• [Action item]: Would you please reproduce all the entries word for word, minus the pictures?

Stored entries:
····················

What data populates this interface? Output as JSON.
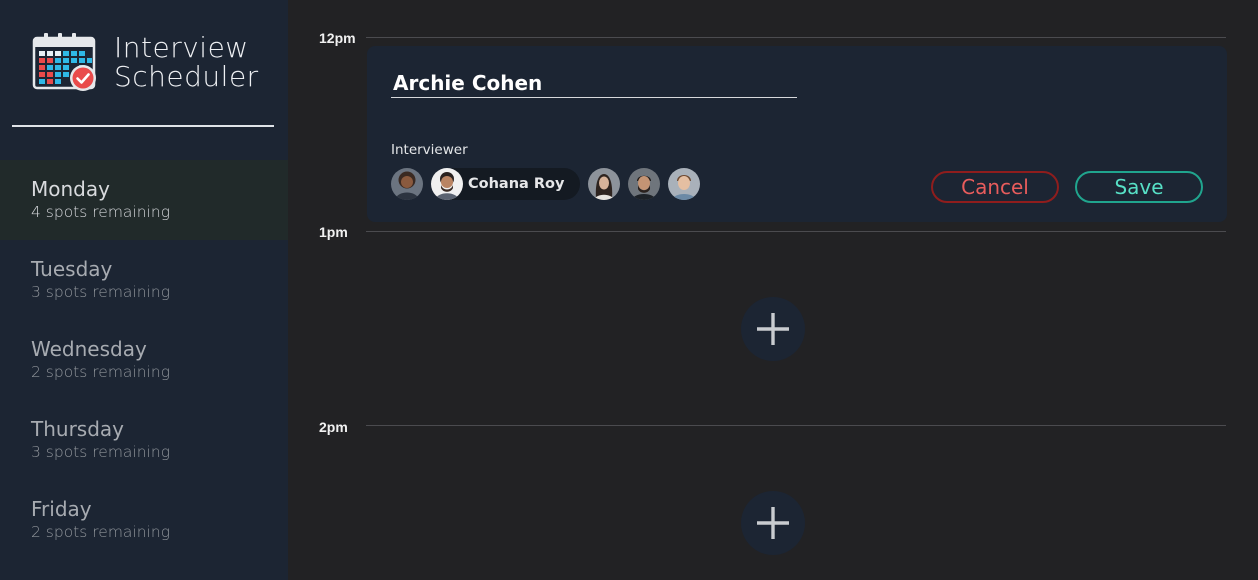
{
  "app": {
    "title_line1": "Interview",
    "title_line2": "Scheduler",
    "logo_icon": "calendar-check-icon"
  },
  "days": [
    {
      "name": "Monday",
      "spots": "4 spots remaining",
      "selected": true
    },
    {
      "name": "Tuesday",
      "spots": "3 spots remaining",
      "selected": false
    },
    {
      "name": "Wednesday",
      "spots": "2 spots remaining",
      "selected": false
    },
    {
      "name": "Thursday",
      "spots": "3 spots remaining",
      "selected": false
    },
    {
      "name": "Friday",
      "spots": "2 spots remaining",
      "selected": false
    }
  ],
  "schedule": {
    "times": [
      "12pm",
      "1pm",
      "2pm"
    ],
    "form": {
      "student_name": "Archie Cohen",
      "interviewer_label": "Interviewer",
      "selected_interviewer": "Cohana Roy",
      "cancel_label": "Cancel",
      "save_label": "Save"
    },
    "add_icon": "plus-icon"
  },
  "colors": {
    "sidebar_bg": "#1c2533",
    "page_bg": "#222224",
    "cancel": "#e85c5c",
    "save": "#57e0c6"
  }
}
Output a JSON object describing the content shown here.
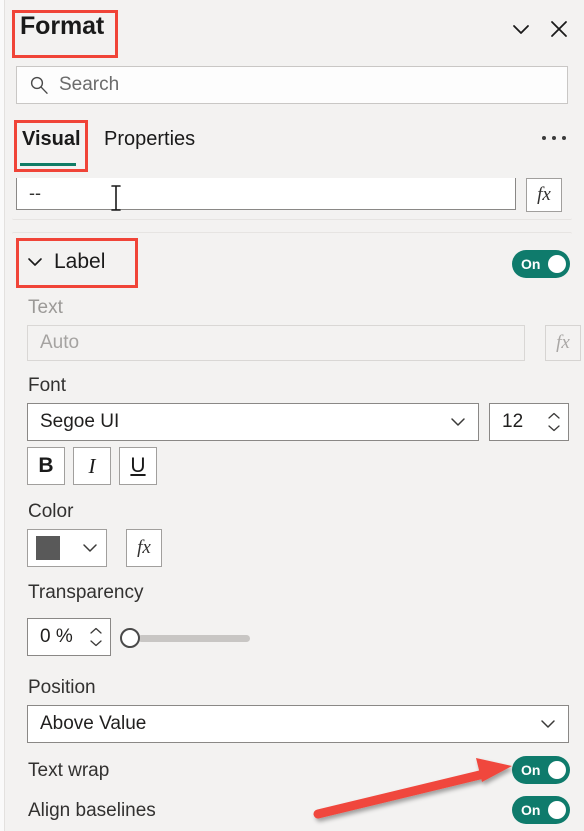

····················

• [Task answer]:
What data populates this interface? Output as JSON.
{
  "app": {
    "title_line1": "Interview",
    "title_line2": "Scheduler",
    "logo_icon": "calendar-check-icon"
  },
  "days": [
    {
      "name": "Monday",
      "spots": "4 spots remaining",
      "selected": true
    },
    {
      "name": "Tuesday",
      "spots": "3 spots remaining",
      "selected": false
    },
    {
      "name": "Wednesday",
      "spots": "2 spots remaining",
      "selected": false
    },
    {
      "name": "Thursday",
      "spots": "3 spots remaining",
      "selected": false
    },
    {
      "name": "Friday",
      "spots": "2 spots remaining",
      "selected": false
    }
  ],
  "schedule": {
    "times": [
      "12pm",
      "1pm",
      "2pm"
    ],
    "form": {
      "student_name": "Archie Cohen",
      "interviewer_label": "Interviewer",
      "selected_interviewer": "Cohana Roy",
      "cancel_label": "Cancel",
      "save_label": "Save"
    },
    "add_icon": "plus-icon"
  },
  "colors": {
    "sidebar_bg": "#1c2533",
    "page_bg": "#222224",
    "cancel": "#e85c5c",
    "save": "#57e0c6"
  }
}
Output a JSON object describing the content shown here.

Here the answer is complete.